Against that backdrop Morrison J had not referred to the clear and unambiguous wording of the arbitration clause, which was not confined to “trade arbitrators”. Thus the CA overruled X Company v Y Company, holding that a lawyer could qualify for appointment.
In the Court of Appeal, the Respondent ran a new argument; that there was a difference between experience of insurance, and experience of insurance law, in the same way as there was a difference between experience of sports and of sports law. In the leading judgment of the Court, Leggatt LJ rejected that argument: insurance “itself” was inextricably bound up with the law giving rise to the rights and liabilities under an insurance contract. The analogy was ingenious, but inapt.
Leggatt LJ went on to address the question of whether Teare J should have considered himself bound by Morison J’s decision on the grounds that the clause had a “settled meaning”, the decision in X Company having stood, unchallenged, for 17 years. He noted that Courts may adhere to an interpretation of a standard form agreement adopted in a previous decision even if, deciding the question for the first time, they would have taken a different view. That was generally for two reasons. First the earlier decision may form part of the relevant background against which parties have contracted. Second, there was value in certainty in commercial law, and if practitioners did not want the prevailing meaning they could always alter the words.

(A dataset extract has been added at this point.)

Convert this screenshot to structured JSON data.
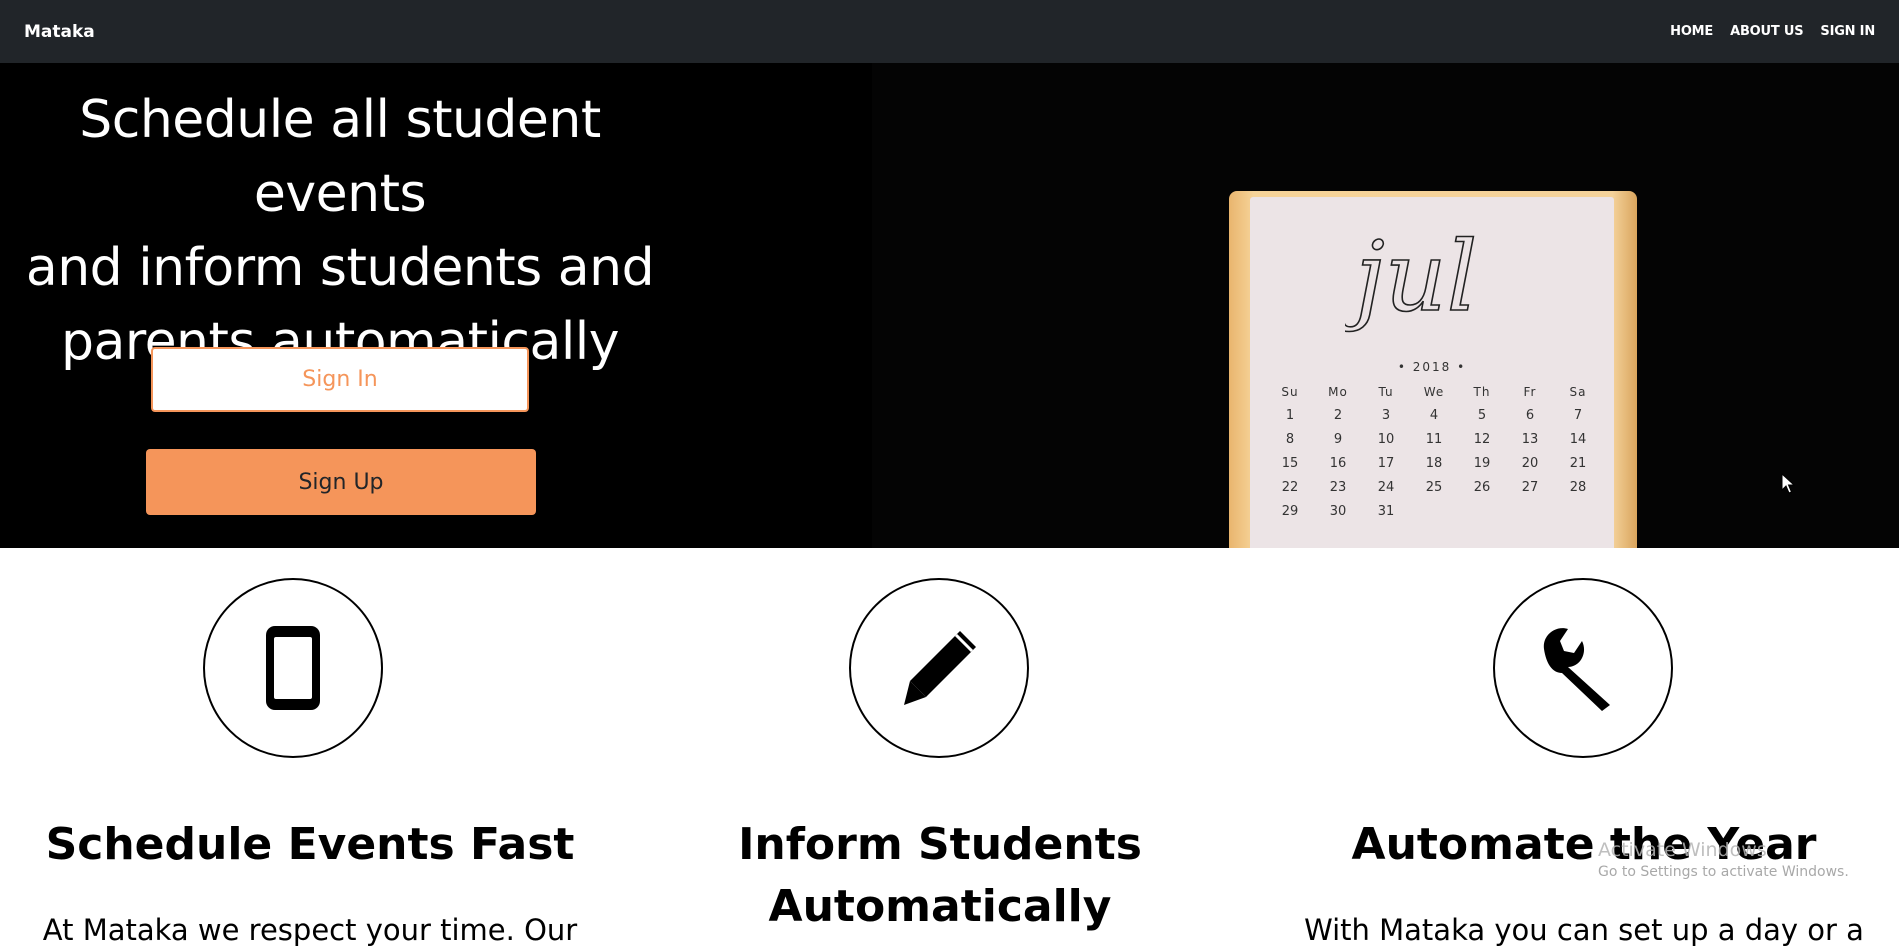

On the facts however X Company v Y Company was handed down only seven months prior to the arbitration agreement being entered, and was unreported. There was no evidential basis to conclude it formed part of the relevant factual background for the instant parties. Even if the contract had been made recently, however, context must not be used to impose on a text a meaning which it could not reasonably bear.
Nor, in Leggatt LJ’s view, did the desirability of promoting certainty provide a good reason to uphold Morrison J’s decision: to the contrary, consistency is enhanced where contractual language is given its ordinary meaning. As the arbitration clause was clear, a commercial party should not have to scour textbooks but should be able to rely on its natural meaning.
Finally the Court considered it difficult to envisage that there would be any detriment to parties who had previously resolved disputes on the JELC terms. This was not therefore a case where overruling a longstanding decision would cause injustice to such persons.
This is an unsurprising decision on the facts; arguably more so given the primacy that is now (again) given to the contractual words in carefully drafted agreements, per Arnold v Britton  UKSC 36. The earlier, narrower approach adopted by Morison J was needlessly restrictive and was prone to create complexity and risk in the appointment of the panel.
The decision is likely to be of interest as to the approach to precedent where the language of well known insurance clauses is in issue, setting out clear boundaries of where commercial certainty must give way to an obviously correct interpretation of the words used.